Janet Campagna (MS '85) Elected as New Caltech Trustee
Janet Campagna (MS '85), founder and CEO of QS Investors and a Caltech Distinguished Alumna, has been elected to the Institute's Board of Trustees. After earning a bachelor's degree in economics from Northeastern University, the Brookline, Massachusetts, native came to Caltech to pursue graduate studies in what was then an emergent social sciences department. She completed a master's degree, then earned a PhD in political science from UC Irvine, researching electoral bias and helping develop California's redistricting plans.
Soon after completing her academic studies, Campagna realized her skillset could be more aptly applied to finance, and she took her first job in the investment sector. She found she could apply her background as a social scientist to the emerging field of quantitative finance, which uses complex mathematical models to inform investment strategy. She rose through the ranks of firms including Barclays Global Investors in San Francisco and Deutsche Bank in New York, where she eventually became the global head of quantitative strategies.
Later, in the midst of the economic downturn, Campagna spun off her department into a new investment-management firm, QS Investors. She was named a Caltech Distinguished Alumna in 2016 for contributions to quantitative investment and leadership in the financial industry.
At Caltech, Campagna also serves on the Information Science and Technology council for the Division of Engineering and Applied Science. She is a member of advisory boards at UC Berkeley and Northeastern University, and is on the board of trustees at Mott Haven Academy in New York.

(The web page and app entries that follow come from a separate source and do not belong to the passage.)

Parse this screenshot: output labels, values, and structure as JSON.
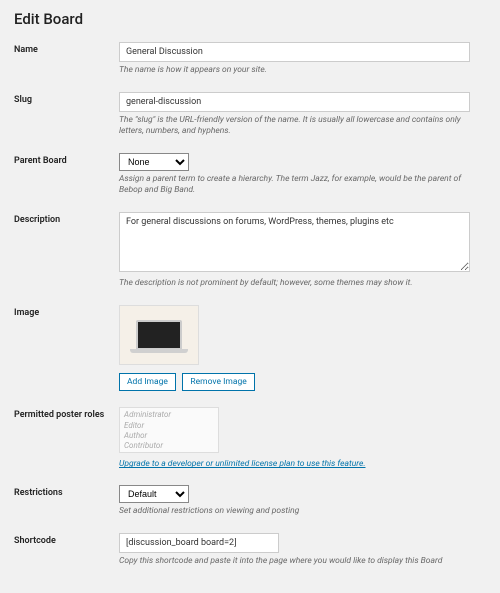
{
  "page_title": "Edit Board",
  "fields": {
    "name": {
      "label": "Name",
      "value": "General Discussion",
      "hint": "The name is how it appears on your site."
    },
    "slug": {
      "label": "Slug",
      "value": "general-discussion",
      "hint": "The \"slug\" is the URL-friendly version of the name. It is usually all lowercase and contains only letters, numbers, and hyphens."
    },
    "parent": {
      "label": "Parent Board",
      "selected": "None",
      "hint": "Assign a parent term to create a hierarchy. The term Jazz, for example, would be the parent of Bebop and Big Band."
    },
    "description": {
      "label": "Description",
      "value": "For general discussions on forums, WordPress, themes, plugins etc",
      "hint": "The description is not prominent by default; however, some themes may show it."
    },
    "image": {
      "label": "Image",
      "add_label": "Add Image",
      "remove_label": "Remove Image"
    },
    "roles": {
      "label": "Permitted poster roles",
      "options": [
        "Administrator",
        "Editor",
        "Author",
        "Contributor"
      ],
      "upsell": "Upgrade to a developer or unlimited license plan to use this feature."
    },
    "restrictions": {
      "label": "Restrictions",
      "selected": "Default",
      "hint": "Set additional restrictions on viewing and posting"
    },
    "shortcode": {
      "label": "Shortcode",
      "value": "[discussion_board board=2]",
      "hint": "Copy this shortcode and paste it into the page where you would like to display this Board"
    }
  }
}
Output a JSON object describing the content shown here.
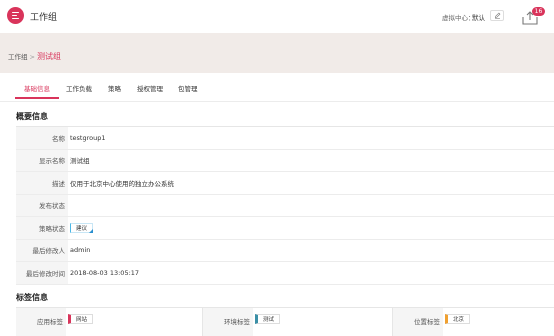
{
  "header": {
    "app_title": "工作组",
    "virtual_center_label": "虚拟中心：",
    "virtual_center_value": "默认",
    "task_badge_count": "16"
  },
  "breadcrumb": {
    "parent": "工作组",
    "separator": ">",
    "current": "测试组"
  },
  "tabs": [
    {
      "label": "基础信息",
      "active": true
    },
    {
      "label": "工作负载",
      "active": false
    },
    {
      "label": "策略",
      "active": false
    },
    {
      "label": "授权管理",
      "active": false
    },
    {
      "label": "包管理",
      "active": false
    }
  ],
  "overview": {
    "title": "概要信息",
    "rows": [
      {
        "label": "名称",
        "value": "testgroup1"
      },
      {
        "label": "显示名称",
        "value": "测试组"
      },
      {
        "label": "描述",
        "value": "仅用于北京中心使用的独立办公系统"
      },
      {
        "label": "发布状态",
        "value": ""
      },
      {
        "label": "策略状态",
        "value": "建议"
      },
      {
        "label": "最后修改人",
        "value": "admin"
      },
      {
        "label": "最后修改时间",
        "value": "2018-08-03 13:05:17"
      }
    ]
  },
  "labels": {
    "title": "标签信息",
    "cells": [
      {
        "label": "应用标签",
        "tag": "网站"
      },
      {
        "label": "环境标签",
        "tag": "测试"
      },
      {
        "label": "位置标签",
        "tag": "北京"
      }
    ]
  },
  "colors": {
    "accent": "#d9345b",
    "breadcrumb_band": "#f1ebe8",
    "status_tag_accent": "#4bb7e6",
    "env_tag_accent": "#3a8fa6",
    "location_tag_accent": "#f0a030"
  }
}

Campagna is one of three individuals to have joined the Board of Trustees, Caltech's governing body, in recent months. The Board is led by David L. Lee (PhD '74), chair, and Ronald K. Linde (MS '62, PhD '64), vice chair. It is currently composed of 45 trustees, 26 senior trustees, 19 life members, and one honorary life member.
Campagna recently reflected on her career and on lessons learned at Caltech.
Do you think it is important to take risks in life? Why?
Absolutely. The quantitative skills I obtained at Caltech opened up many opportunities I had never even realized existed. Almost every great opportunity and experience I have had in life has come when I push myself into the unknown.
What do you find most interesting or inspiring about Caltech?
The unabashed passion the community shows for its work and research interests. I wish more people were aware of the innovation that is generated by multidisciplinary collaboration at the Institute.
What qualities and experience do you bring to the role of trustee?
I bring strong fiduciary and risk-management discipline. I have knowledge of cybersecurity and a passion for shaping culture to fit an institution's goals.